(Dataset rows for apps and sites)
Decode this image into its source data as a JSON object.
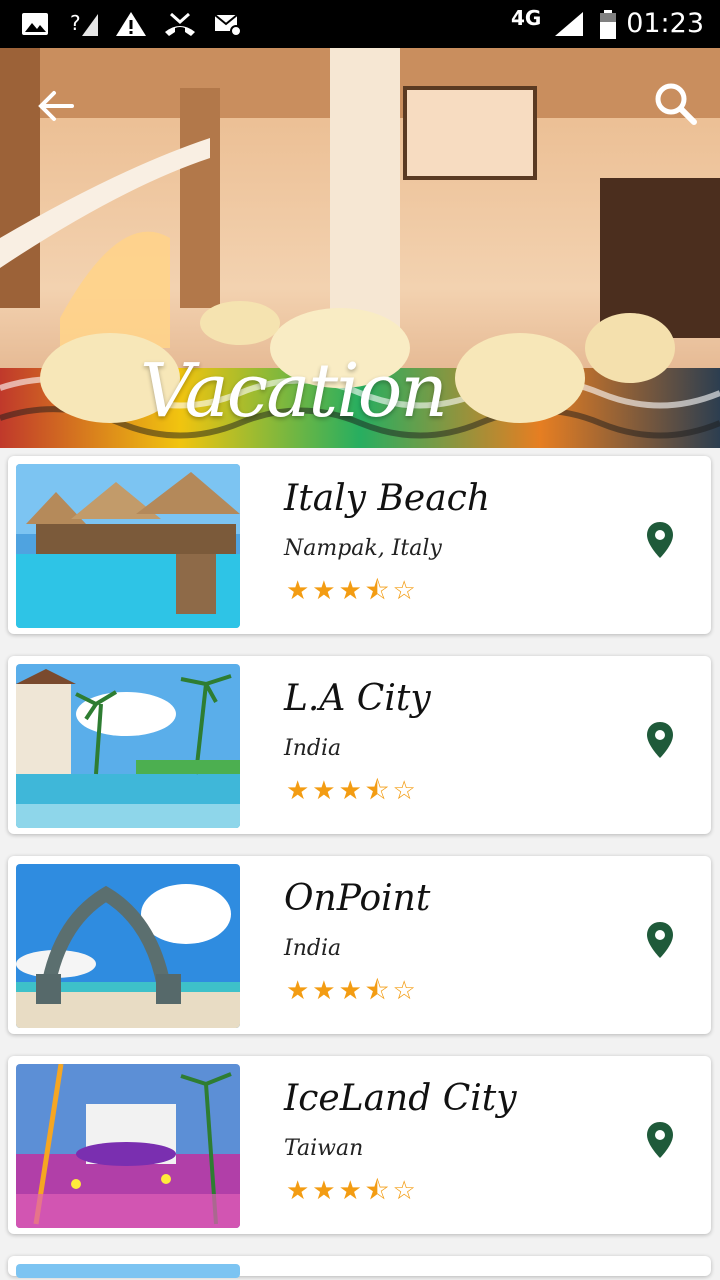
{
  "status_bar": {
    "network": "4G",
    "time": "01:23"
  },
  "header": {
    "title": "Vacation",
    "back_icon": "arrow-left-icon",
    "search_icon": "search-icon"
  },
  "places": [
    {
      "name": "Italy Beach",
      "location": "Nampak, Italy",
      "rating": 3.5,
      "stars": "★★★⯪☆"
    },
    {
      "name": "L.A City",
      "location": "India",
      "rating": 3.5,
      "stars": "★★★⯪☆"
    },
    {
      "name": "OnPoint",
      "location": "India",
      "rating": 3.5,
      "stars": "★★★⯪☆"
    },
    {
      "name": "IceLand City",
      "location": "Taiwan",
      "rating": 3.5,
      "stars": "★★★⯪☆"
    }
  ],
  "colors": {
    "star": "#f39c12",
    "pin": "#1f5a3a"
  }
}
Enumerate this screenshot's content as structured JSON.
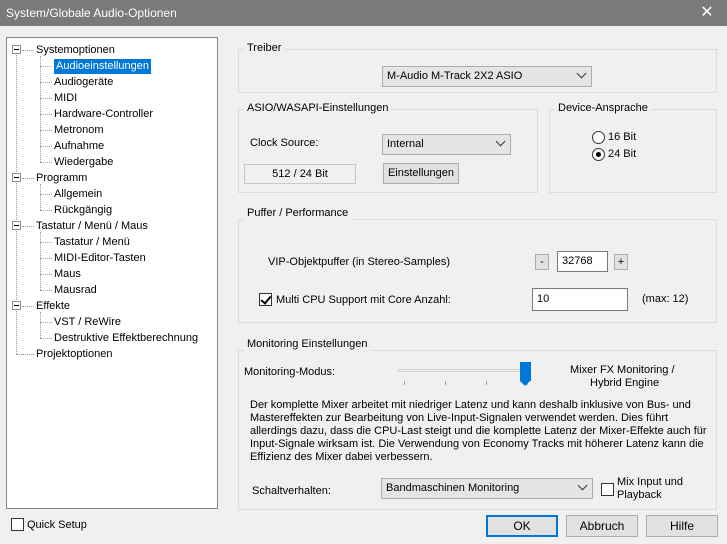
{
  "window": {
    "title": "System/Globale Audio-Optionen",
    "close_glyph": "✕"
  },
  "tree": {
    "items": [
      {
        "label": "Systemoptionen",
        "level": 0,
        "expandable": true
      },
      {
        "label": "Audioeinstellungen",
        "level": 1,
        "selected": true
      },
      {
        "label": "Audiogeräte",
        "level": 1
      },
      {
        "label": "MIDI",
        "level": 1
      },
      {
        "label": "Hardware-Controller",
        "level": 1
      },
      {
        "label": "Metronom",
        "level": 1
      },
      {
        "label": "Aufnahme",
        "level": 1
      },
      {
        "label": "Wiedergabe",
        "level": 1
      },
      {
        "label": "Programm",
        "level": 0,
        "expandable": true
      },
      {
        "label": "Allgemein",
        "level": 1
      },
      {
        "label": "Rückgängig",
        "level": 1
      },
      {
        "label": "Tastatur / Menü / Maus",
        "level": 0,
        "expandable": true
      },
      {
        "label": "Tastatur / Menü",
        "level": 1
      },
      {
        "label": "MIDI-Editor-Tasten",
        "level": 1
      },
      {
        "label": "Maus",
        "level": 1
      },
      {
        "label": "Mausrad",
        "level": 1
      },
      {
        "label": "Effekte",
        "level": 0,
        "expandable": true
      },
      {
        "label": "VST / ReWire",
        "level": 1
      },
      {
        "label": "Destruktive Effektberechnung",
        "level": 1
      },
      {
        "label": "Projektoptionen",
        "level": 0,
        "expandable": false
      }
    ]
  },
  "treiber": {
    "label": "Treiber",
    "value": "M-Audio M-Track 2X2 ASIO"
  },
  "asio": {
    "label": "ASIO/WASAPI-Einstellungen",
    "clock_label": "Clock Source:",
    "clock_value": "Internal",
    "buffer_readout": "512 / 24 Bit",
    "settings_button": "Einstellungen"
  },
  "device": {
    "label": "Device-Ansprache",
    "options": [
      {
        "label": "16 Bit",
        "checked": false
      },
      {
        "label": "24 Bit",
        "checked": true
      }
    ]
  },
  "puffer": {
    "label": "Puffer / Performance",
    "vip_label": "VIP-Objektpuffer (in Stereo-Samples)",
    "minus": "-",
    "vip_value": "32768",
    "plus": "+",
    "multicpu_label": "Multi CPU Support mit Core Anzahl:",
    "multicpu_checked": true,
    "core_value": "10",
    "core_max": "(max: 12)"
  },
  "monitoring": {
    "label": "Monitoring Einstellungen",
    "mode_label": "Monitoring-Modus:",
    "mode_value": "Mixer FX Monitoring /",
    "mode_value_2": "Hybrid Engine",
    "slider_fraction": 1.0,
    "description": [
      "Der komplette Mixer arbeitet mit niedriger Latenz und kann deshalb inklusive von Bus- und",
      "Mastereffekten zur Bearbeitung von Live-Input-Signalen verwendet werden. Dies führt",
      "allerdings dazu, dass die CPU-Last steigt und die komplette Latenz der Mixer-Effekte auch für",
      "Input-Signale wirksam ist. Die Verwendung von Economy Tracks mit höherer Latenz kann die",
      "Effizienz des Mixer dabei verbessern."
    ],
    "switch_label": "Schaltverhalten:",
    "switch_value": "Bandmaschinen Monitoring",
    "mix_label": "Mix Input und",
    "mix_label_2": "Playback",
    "mix_checked": false
  },
  "footer": {
    "quick_setup": "Quick Setup",
    "ok": "OK",
    "cancel": "Abbruch",
    "help": "Hilfe"
  },
  "colors": {
    "accent": "#0078d7",
    "titlebar": "#7a7a7a"
  }
}
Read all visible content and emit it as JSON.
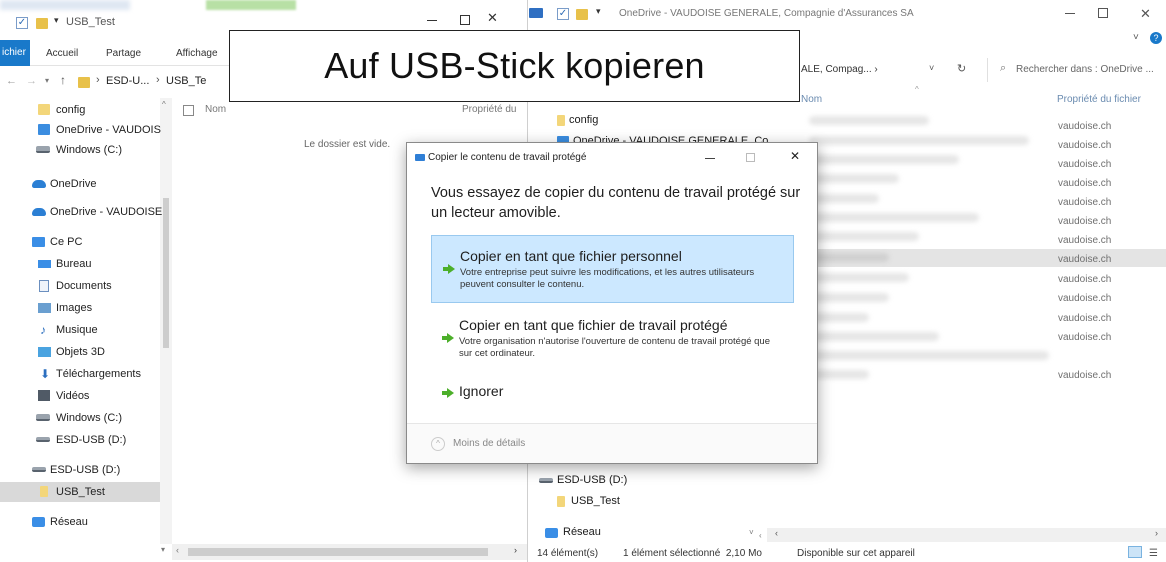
{
  "left_window": {
    "title": "USB_Test",
    "ribbon_tabs": [
      "ichier",
      "Accueil",
      "Partage",
      "Affichage"
    ],
    "breadcrumb": [
      "ESD-U...",
      "USB_Te"
    ],
    "column_name": "Nom",
    "column_prop": "Propriété du",
    "empty_text": "Le dossier est vide.",
    "nav": [
      {
        "label": "config",
        "icon": "folder-icon"
      },
      {
        "label": "OneDrive - VAUDOIS",
        "icon": "onedrive-folder-icon"
      },
      {
        "label": "Windows (C:)",
        "icon": "drive-icon"
      },
      {
        "label": "OneDrive",
        "icon": "cloud-icon"
      },
      {
        "label": "OneDrive - VAUDOISE",
        "icon": "cloud-icon"
      },
      {
        "label": "Ce PC",
        "icon": "pc-icon"
      },
      {
        "label": "Bureau",
        "icon": "desktop-icon"
      },
      {
        "label": "Documents",
        "icon": "documents-icon"
      },
      {
        "label": "Images",
        "icon": "images-icon"
      },
      {
        "label": "Musique",
        "icon": "music-icon"
      },
      {
        "label": "Objets 3D",
        "icon": "objects3d-icon"
      },
      {
        "label": "Téléchargements",
        "icon": "download-icon"
      },
      {
        "label": "Vidéos",
        "icon": "videos-icon"
      },
      {
        "label": "Windows (C:)",
        "icon": "drive-icon"
      },
      {
        "label": "ESD-USB (D:)",
        "icon": "usb-drive-icon"
      },
      {
        "label": "ESD-USB (D:)",
        "icon": "usb-drive-icon"
      },
      {
        "label": "USB_Test",
        "icon": "folder-icon"
      },
      {
        "label": "Réseau",
        "icon": "network-icon"
      }
    ]
  },
  "right_window": {
    "title": "OneDrive - VAUDOISE GENERALE, Compagnie d'Assurances SA",
    "breadcrumb": "ALE, Compag... ›",
    "search_placeholder": "Rechercher dans : OneDrive ...",
    "column_name": "Nom",
    "column_prop": "Propriété du fichier",
    "nav": [
      {
        "label": "config"
      },
      {
        "label": "OneDrive - VAUDOISE GENERALE, Co"
      },
      {
        "label": "ESD-USB (D:)"
      },
      {
        "label": "USB_Test"
      },
      {
        "label": "Réseau"
      }
    ],
    "property_values": [
      "vaudoise.ch",
      "vaudoise.ch",
      "vaudoise.ch",
      "vaudoise.ch",
      "vaudoise.ch",
      "vaudoise.ch",
      "vaudoise.ch",
      "vaudoise.ch",
      "vaudoise.ch",
      "vaudoise.ch",
      "vaudoise.ch",
      "vaudoise.ch",
      "vaudoise.ch"
    ],
    "status": {
      "count": "14 élément(s)",
      "selected": "1 élément sélectionné  2,10 Mo",
      "availability": "Disponible sur cet appareil"
    }
  },
  "caption": "Auf USB-Stick kopieren",
  "dialog": {
    "title": "Copier le contenu de travail protégé",
    "heading": "Vous essayez de copier du contenu de travail protégé sur un lecteur amovible.",
    "options": [
      {
        "title": "Copier en tant que fichier personnel",
        "desc": "Votre entreprise peut suivre les modifications, et les autres utilisateurs peuvent consulter le contenu."
      },
      {
        "title": "Copier en tant que fichier de travail protégé",
        "desc": "Votre organisation n'autorise l'ouverture de contenu de travail protégé que sur cet ordinateur."
      },
      {
        "title": "Ignorer",
        "desc": ""
      }
    ],
    "details_label": "Moins de détails"
  },
  "colors": {
    "accent": "#0078d7",
    "selection": "#cce8ff",
    "green": "#4caf2a"
  }
}
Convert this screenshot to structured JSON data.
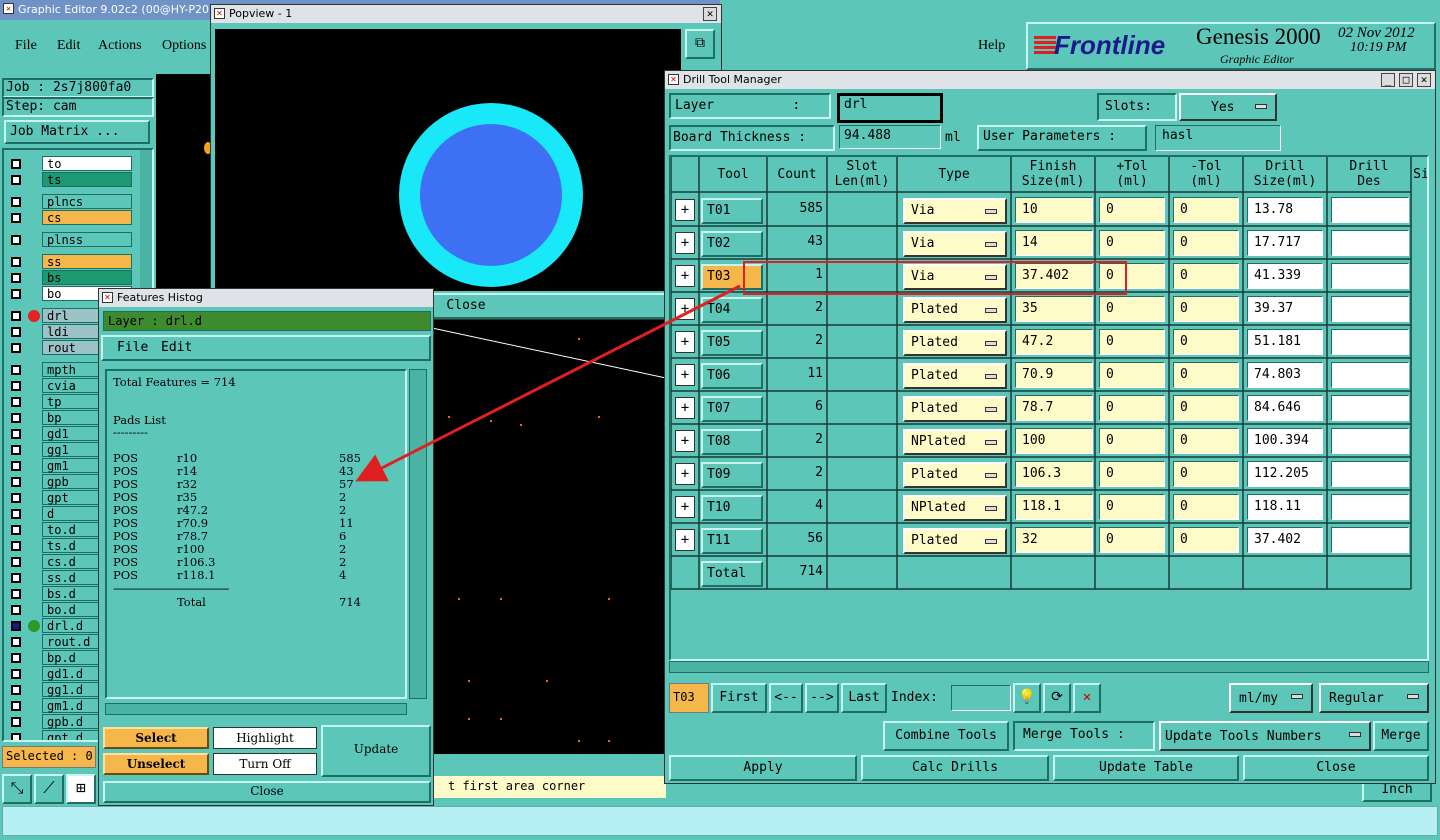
{
  "main_window": {
    "title": "Graphic Editor 9.02c2 (00@HY-P20",
    "menu": [
      "File",
      "Edit",
      "Actions",
      "Options"
    ],
    "help": "Help",
    "brand": "Frontline",
    "product": "Genesis 2000",
    "product_sub": "Graphic Editor",
    "date": "02 Nov 2012",
    "time": "10:19 PM",
    "job": "Job : 2s7j800fa0",
    "step": "Step: cam",
    "job_matrix": "Job Matrix ...",
    "selected": "Selected : 0",
    "status_msg": "t first area corner",
    "units": "Inch"
  },
  "layers": [
    {
      "name": "to",
      "color": "#ffffff"
    },
    {
      "name": "ts",
      "color": "#1e9a72"
    },
    {
      "name": "plncs",
      "color": "#5cc6b8"
    },
    {
      "name": "cs",
      "color": "#f5b64a"
    },
    {
      "name": "plnss",
      "color": "#5cc6b8"
    },
    {
      "name": "ss",
      "color": "#f5b64a"
    },
    {
      "name": "bs",
      "color": "#1e9a72"
    },
    {
      "name": "bo",
      "color": "#ffffff"
    },
    {
      "name": "drl",
      "color": "#9bc2c7"
    },
    {
      "name": "ldi",
      "color": "#9bc2c7"
    },
    {
      "name": "rout",
      "color": "#9bc2c7"
    },
    {
      "name": "mpth",
      "color": "#5cc6b8"
    },
    {
      "name": "cvia",
      "color": "#5cc6b8"
    },
    {
      "name": "tp",
      "color": "#5cc6b8"
    },
    {
      "name": "bp",
      "color": "#5cc6b8"
    },
    {
      "name": "gd1",
      "color": "#5cc6b8"
    },
    {
      "name": "gg1",
      "color": "#5cc6b8"
    },
    {
      "name": "gm1",
      "color": "#5cc6b8"
    },
    {
      "name": "gpb",
      "color": "#5cc6b8"
    },
    {
      "name": "gpt",
      "color": "#5cc6b8"
    },
    {
      "name": "d",
      "color": "#5cc6b8"
    },
    {
      "name": "to.d",
      "color": "#5cc6b8"
    },
    {
      "name": "ts.d",
      "color": "#5cc6b8"
    },
    {
      "name": "cs.d",
      "color": "#5cc6b8"
    },
    {
      "name": "ss.d",
      "color": "#5cc6b8"
    },
    {
      "name": "bs.d",
      "color": "#5cc6b8"
    },
    {
      "name": "bo.d",
      "color": "#5cc6b8"
    },
    {
      "name": "drl.d",
      "color": "#5cc6b8"
    },
    {
      "name": "rout.d",
      "color": "#5cc6b8"
    },
    {
      "name": "bp.d",
      "color": "#5cc6b8"
    },
    {
      "name": "gd1.d",
      "color": "#5cc6b8"
    },
    {
      "name": "gg1.d",
      "color": "#5cc6b8"
    },
    {
      "name": "gm1.d",
      "color": "#5cc6b8"
    },
    {
      "name": "gpb.d",
      "color": "#5cc6b8"
    },
    {
      "name": "gpt.d",
      "color": "#5cc6b8"
    }
  ],
  "popview": {
    "title": "Popview - 1",
    "close": "Close"
  },
  "histogram": {
    "title": "Features Histog",
    "layer_label": "Layer :  drl.d",
    "menu": [
      "File",
      "Edit"
    ],
    "total_features": "Total Features = 714",
    "pads_list": "Pads List",
    "rule_short": "---------",
    "rows": [
      {
        "type": "POS",
        "sym": "r10",
        "count": "585"
      },
      {
        "type": "POS",
        "sym": "r14",
        "count": "43"
      },
      {
        "type": "POS",
        "sym": "r32",
        "count": "57"
      },
      {
        "type": "POS",
        "sym": "r35",
        "count": "2"
      },
      {
        "type": "POS",
        "sym": "r47.2",
        "count": "2"
      },
      {
        "type": "POS",
        "sym": "r70.9",
        "count": "11"
      },
      {
        "type": "POS",
        "sym": "r78.7",
        "count": "6"
      },
      {
        "type": "POS",
        "sym": "r100",
        "count": "2"
      },
      {
        "type": "POS",
        "sym": "r106.3",
        "count": "2"
      },
      {
        "type": "POS",
        "sym": "r118.1",
        "count": "4"
      }
    ],
    "rule_long": "----------------------------------------",
    "total_label": "Total",
    "total_value": "714",
    "select": "Select",
    "unselect": "Unselect",
    "highlight": "Highlight",
    "turn_off": "Turn Off",
    "update": "Update",
    "close": "Close"
  },
  "dtm": {
    "title": "Drill Tool Manager",
    "layer_label": "Layer          :",
    "layer_value": "drl",
    "slots_label": "Slots:",
    "slots_value": "Yes",
    "thick_label": "Board Thickness :",
    "thick_value": "94.488",
    "thick_unit": "ml",
    "user_params": "User Parameters :",
    "user_params_value": "hasl",
    "headers": [
      [
        "Tool",
        ""
      ],
      [
        "Count",
        ""
      ],
      [
        "Slot",
        "Len(ml)"
      ],
      [
        "Type",
        ""
      ],
      [
        "Finish",
        "Size(ml)"
      ],
      [
        "+Tol",
        "(ml)"
      ],
      [
        "-Tol",
        "(ml)"
      ],
      [
        "Drill",
        "Size(ml)"
      ],
      [
        "Drill",
        "Des"
      ],
      [
        "Si",
        ""
      ]
    ],
    "rows": [
      {
        "tool": "T01",
        "count": "585",
        "type": "Via",
        "finish": "10",
        "ptol": "0",
        "mtol": "0",
        "drill": "13.78"
      },
      {
        "tool": "T02",
        "count": "43",
        "type": "Via",
        "finish": "14",
        "ptol": "0",
        "mtol": "0",
        "drill": "17.717"
      },
      {
        "tool": "T03",
        "count": "1",
        "type": "Via",
        "finish": "37.402",
        "ptol": "0",
        "mtol": "0",
        "drill": "41.339"
      },
      {
        "tool": "T04",
        "count": "2",
        "type": "Plated",
        "finish": "35",
        "ptol": "0",
        "mtol": "0",
        "drill": "39.37"
      },
      {
        "tool": "T05",
        "count": "2",
        "type": "Plated",
        "finish": "47.2",
        "ptol": "0",
        "mtol": "0",
        "drill": "51.181"
      },
      {
        "tool": "T06",
        "count": "11",
        "type": "Plated",
        "finish": "70.9",
        "ptol": "0",
        "mtol": "0",
        "drill": "74.803"
      },
      {
        "tool": "T07",
        "count": "6",
        "type": "Plated",
        "finish": "78.7",
        "ptol": "0",
        "mtol": "0",
        "drill": "84.646"
      },
      {
        "tool": "T08",
        "count": "2",
        "type": "NPlated",
        "finish": "100",
        "ptol": "0",
        "mtol": "0",
        "drill": "100.394"
      },
      {
        "tool": "T09",
        "count": "2",
        "type": "Plated",
        "finish": "106.3",
        "ptol": "0",
        "mtol": "0",
        "drill": "112.205"
      },
      {
        "tool": "T10",
        "count": "4",
        "type": "NPlated",
        "finish": "118.1",
        "ptol": "0",
        "mtol": "0",
        "drill": "118.11"
      },
      {
        "tool": "T11",
        "count": "56",
        "type": "Plated",
        "finish": "32",
        "ptol": "0",
        "mtol": "0",
        "drill": "37.402"
      }
    ],
    "total_label": "Total",
    "total_value": "714",
    "current_tool": "T03",
    "first": "First",
    "prev": "<--",
    "next": "-->",
    "last": "Last",
    "index_label": "Index:",
    "units_menu": "ml/my",
    "mode_menu": "Regular",
    "combine": "Combine Tools",
    "merge_label": "Merge Tools :",
    "update_numbers": "Update Tools Numbers",
    "merge": "Merge",
    "apply": "Apply",
    "calc": "Calc Drills",
    "update_table": "Update Table",
    "close": "Close"
  },
  "colors": {
    "accent_teal": "#5cc6b8",
    "highlight": "#f5b64a",
    "field": "#fffbc8",
    "annotation": "#e02020"
  }
}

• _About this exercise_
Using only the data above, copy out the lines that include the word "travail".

• _Completed exercise_
    "title": "Copier le contenu de travail protégé",
    "heading": "Vous essayez de copier du contenu de travail protégé sur un lecteur amovible.",
        "title": "Copier en tant que fichier de travail protégé",
        "desc": "Votre organisation n'autorise l'ouverture de contenu de travail protégé que sur cet ordinateur."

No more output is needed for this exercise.